-- Exercise directions --
Your answer must restate the listing below word for word and contain no images.

-- Exercise data --
════════
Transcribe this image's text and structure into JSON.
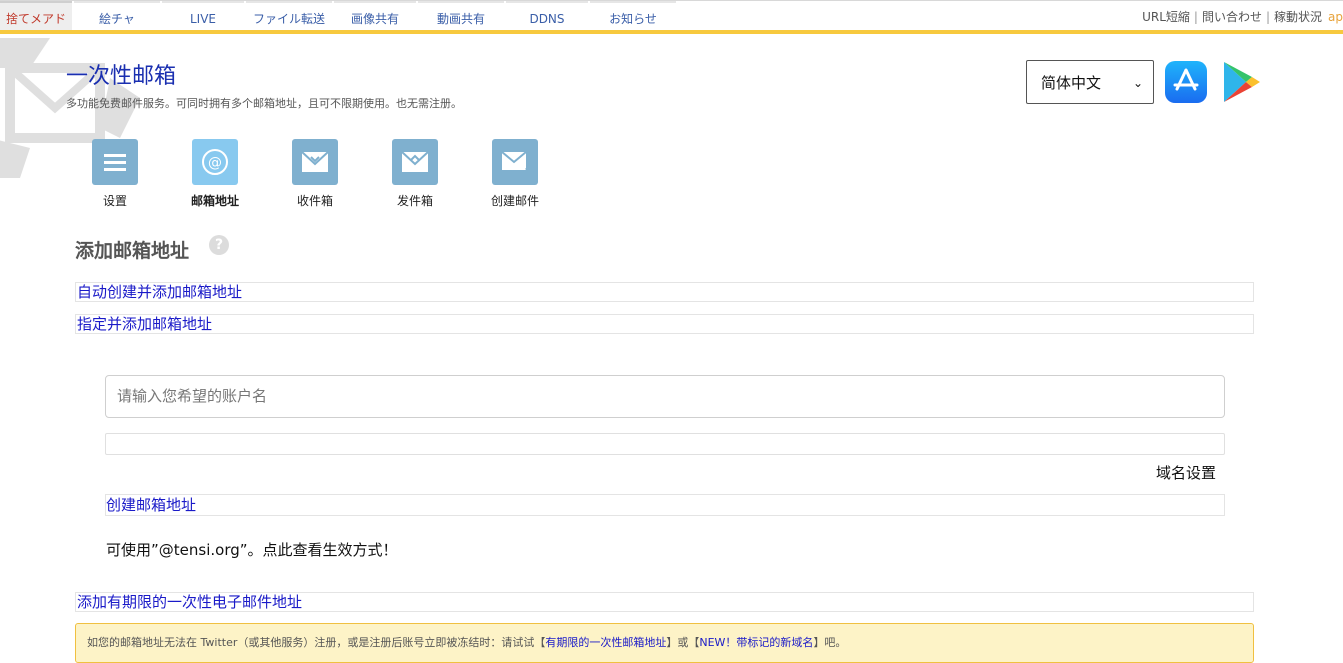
{
  "nav": {
    "tabs": [
      "捨てメアド",
      "絵チャ",
      "LIVE",
      "ファイル転送",
      "画像共有",
      "動画共有",
      "DDNS",
      "お知らせ"
    ],
    "right_links": [
      "URL短縮",
      "問い合わせ",
      "稼動状況"
    ],
    "right_extra": "ap"
  },
  "header": {
    "title": "一次性邮箱",
    "subtitle": "多功能免费邮件服务。可同时拥有多个邮箱地址，且可不限期使用。也无需注册。",
    "language": "简体中文"
  },
  "menu": [
    {
      "label": "设置",
      "icon": "menu-icon"
    },
    {
      "label": "邮箱地址",
      "icon": "at-icon"
    },
    {
      "label": "收件箱",
      "icon": "inbox-icon"
    },
    {
      "label": "发件箱",
      "icon": "outbox-icon"
    },
    {
      "label": "创建邮件",
      "icon": "compose-mail-icon"
    }
  ],
  "section": {
    "title": "添加邮箱地址",
    "help": "?",
    "auto_create": "自动创建并添加邮箱地址",
    "specify_add": "指定并添加邮箱地址",
    "input_placeholder": "请输入您希望的账户名",
    "domain_settings": "域名设置",
    "create_button": "创建邮箱地址",
    "available_text": "可使用”@tensi.org”。点此查看生效方式！",
    "limited_add": "添加有期限的一次性电子邮件地址"
  },
  "notice": {
    "prefix": "如您的邮箱地址无法在 Twitter（或其他服务）注册，或是注册后账号立即被冻结时：请试试【",
    "link1": "有期限的一次性邮箱地址",
    "mid": "】或【",
    "link2": "NEW！带标记的新域名",
    "suffix": "】吧。"
  },
  "colors": {
    "accent_yellow": "#f7c93e",
    "link_blue": "#1a1ac8",
    "menu_icon_bg": "#7fb0cf"
  }
}
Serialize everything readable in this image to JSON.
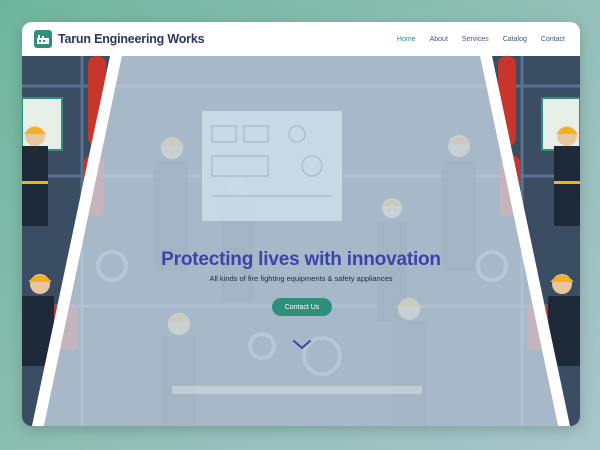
{
  "brand": {
    "name": "Tarun Engineering Works",
    "logo_icon": "factory-logo-icon"
  },
  "nav": {
    "items": [
      {
        "label": "Home",
        "active": true
      },
      {
        "label": "About",
        "active": false
      },
      {
        "label": "Services",
        "active": false
      },
      {
        "label": "Catalog",
        "active": false
      },
      {
        "label": "Contact",
        "active": false
      }
    ]
  },
  "hero": {
    "headline": "Protecting lives with innovation",
    "subline": "All kinds of fire fighting equipments & safety appliances",
    "cta_label": "Contact Us",
    "scroll_icon": "chevron-down-icon"
  },
  "colors": {
    "accent": "#2f8f7a",
    "headline": "#3d44a8",
    "brand_text": "#2d3560",
    "helmet": "#f0b020",
    "equipment_red": "#c8352c"
  }
}
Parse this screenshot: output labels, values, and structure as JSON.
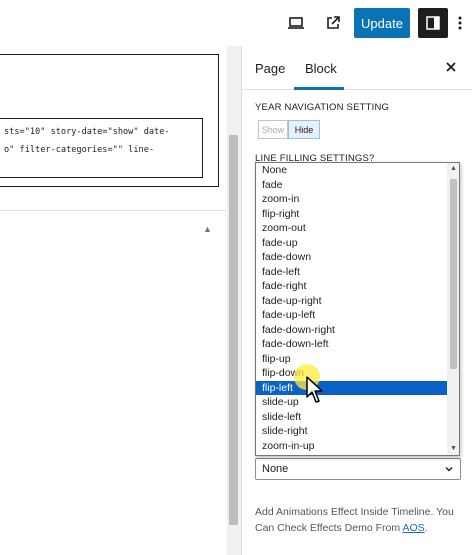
{
  "topbar": {
    "update_label": "Update",
    "icons": [
      "desktop-preview-icon",
      "external-link-icon",
      "sidebar-toggle-icon",
      "more-options-icon"
    ]
  },
  "editor": {
    "code_line_1": "sts=\"10\" story-date=\"show\" date-",
    "code_line_2": "o\" filter-categories=\"\" line-"
  },
  "sidebar": {
    "tabs": [
      {
        "label": "Page",
        "active": false
      },
      {
        "label": "Block",
        "active": true
      }
    ],
    "year_navigation": {
      "label": "YEAR NAVIGATION SETTING",
      "show_label": "Show",
      "hide_label": "Hide",
      "selected": "Hide"
    },
    "line_filling": {
      "label": "LINE FILLING SETTINGS?"
    },
    "animation_select": {
      "value": "None"
    },
    "help_text": "Add Animations Effect Inside Timeline. You Can Check Effects Demo From",
    "help_link": "AOS",
    "help_suffix": "."
  },
  "dropdown": {
    "options": [
      "None",
      "fade",
      "zoom-in",
      "flip-right",
      "zoom-out",
      "fade-up",
      "fade-down",
      "fade-left",
      "fade-right",
      "fade-up-right",
      "fade-up-left",
      "fade-down-right",
      "fade-down-left",
      "flip-up",
      "flip-down",
      "flip-left",
      "slide-up",
      "slide-left",
      "slide-right",
      "zoom-in-up"
    ],
    "highlighted": "flip-left"
  },
  "colors": {
    "accent": "#0a73b6",
    "selection": "#0a62c9",
    "cursor_highlight": "#ffec3c"
  }
}
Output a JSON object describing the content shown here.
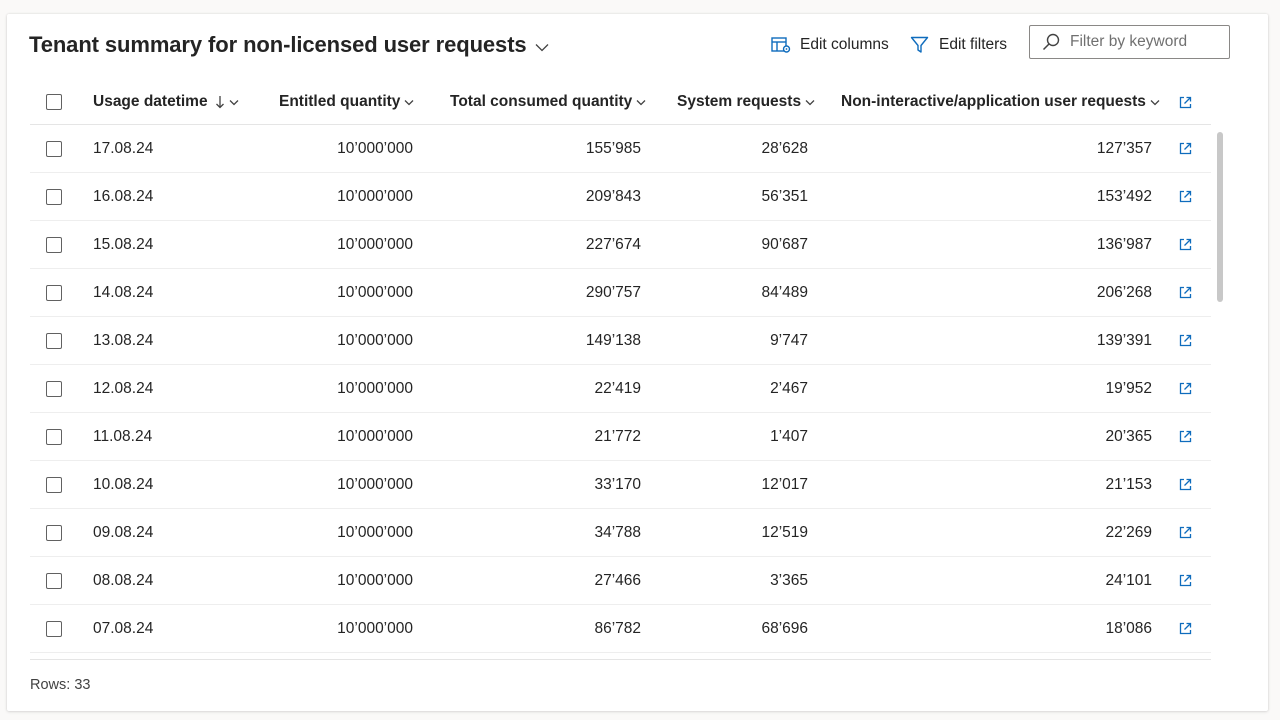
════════
-- Answer to this task --
Transcribe this image's text and structure into JSON.
{
  "nav": {
    "tabs": [
      "捨てメアド",
      "絵チャ",
      "LIVE",
      "ファイル転送",
      "画像共有",
      "動画共有",
      "DDNS",
      "お知らせ"
    ],
    "right_links": [
      "URL短縮",
      "問い合わせ",
      "稼動状況"
    ],
    "right_extra": "ap"
  },
  "header": {
    "title": "一次性邮箱",
    "subtitle": "多功能免费邮件服务。可同时拥有多个邮箱地址，且可不限期使用。也无需注册。",
    "language": "简体中文"
  },
  "menu": [
    {
      "label": "设置",
      "icon": "menu-icon"
    },
    {
      "label": "邮箱地址",
      "icon": "at-icon"
    },
    {
      "label": "收件箱",
      "icon": "inbox-icon"
    },
    {
      "label": "发件箱",
      "icon": "outbox-icon"
    },
    {
      "label": "创建邮件",
      "icon": "compose-mail-icon"
    }
  ],
  "section": {
    "title": "添加邮箱地址",
    "help": "?",
    "auto_create": "自动创建并添加邮箱地址",
    "specify_add": "指定并添加邮箱地址",
    "input_placeholder": "请输入您希望的账户名",
    "domain_settings": "域名设置",
    "create_button": "创建邮箱地址",
    "available_text": "可使用”@tensi.org”。点此查看生效方式！",
    "limited_add": "添加有期限的一次性电子邮件地址"
  },
  "notice": {
    "prefix": "如您的邮箱地址无法在 Twitter（或其他服务）注册，或是注册后账号立即被冻结时：请试试【",
    "link1": "有期限的一次性邮箱地址",
    "mid": "】或【",
    "link2": "NEW！带标记的新域名",
    "suffix": "】吧。"
  },
  "colors": {
    "accent_yellow": "#f7c93e",
    "link_blue": "#1a1ac8",
    "menu_icon_bg": "#7fb0cf"
  }
}
Serialize everything readable in this image to JSON.
{
  "brand": {
    "name": "Tarun Engineering Works",
    "logo_icon": "factory-logo-icon"
  },
  "nav": {
    "items": [
      {
        "label": "Home",
        "active": true
      },
      {
        "label": "About",
        "active": false
      },
      {
        "label": "Services",
        "active": false
      },
      {
        "label": "Catalog",
        "active": false
      },
      {
        "label": "Contact",
        "active": false
      }
    ]
  },
  "hero": {
    "headline": "Protecting lives with innovation",
    "subline": "All kinds of fire fighting equipments & safety appliances",
    "cta_label": "Contact Us",
    "scroll_icon": "chevron-down-icon"
  },
  "colors": {
    "accent": "#2f8f7a",
    "headline": "#3d44a8",
    "brand_text": "#2d3560",
    "helmet": "#f0b020",
    "equipment_red": "#c8352c"
  }
}
Parse this screenshot: output labels, values, and structure as JSON.
{
  "topbar": {
    "update_label": "Update",
    "icons": [
      "desktop-preview-icon",
      "external-link-icon",
      "sidebar-toggle-icon",
      "more-options-icon"
    ]
  },
  "editor": {
    "code_line_1": "sts=\"10\" story-date=\"show\" date-",
    "code_line_2": "o\" filter-categories=\"\" line-"
  },
  "sidebar": {
    "tabs": [
      {
        "label": "Page",
        "active": false
      },
      {
        "label": "Block",
        "active": true
      }
    ],
    "year_navigation": {
      "label": "YEAR NAVIGATION SETTING",
      "show_label": "Show",
      "hide_label": "Hide",
      "selected": "Hide"
    },
    "line_filling": {
      "label": "LINE FILLING SETTINGS?"
    },
    "animation_select": {
      "value": "None"
    },
    "help_text": "Add Animations Effect Inside Timeline. You Can Check Effects Demo From",
    "help_link": "AOS",
    "help_suffix": "."
  },
  "dropdown": {
    "options": [
      "None",
      "fade",
      "zoom-in",
      "flip-right",
      "zoom-out",
      "fade-up",
      "fade-down",
      "fade-left",
      "fade-right",
      "fade-up-right",
      "fade-up-left",
      "fade-down-right",
      "fade-down-left",
      "flip-up",
      "flip-down",
      "flip-left",
      "slide-up",
      "slide-left",
      "slide-right",
      "zoom-in-up"
    ],
    "highlighted": "flip-left"
  },
  "colors": {
    "accent": "#0a73b6",
    "selection": "#0a62c9",
    "cursor_highlight": "#ffec3c"
  }
}
Output a JSON object describing the content shown here.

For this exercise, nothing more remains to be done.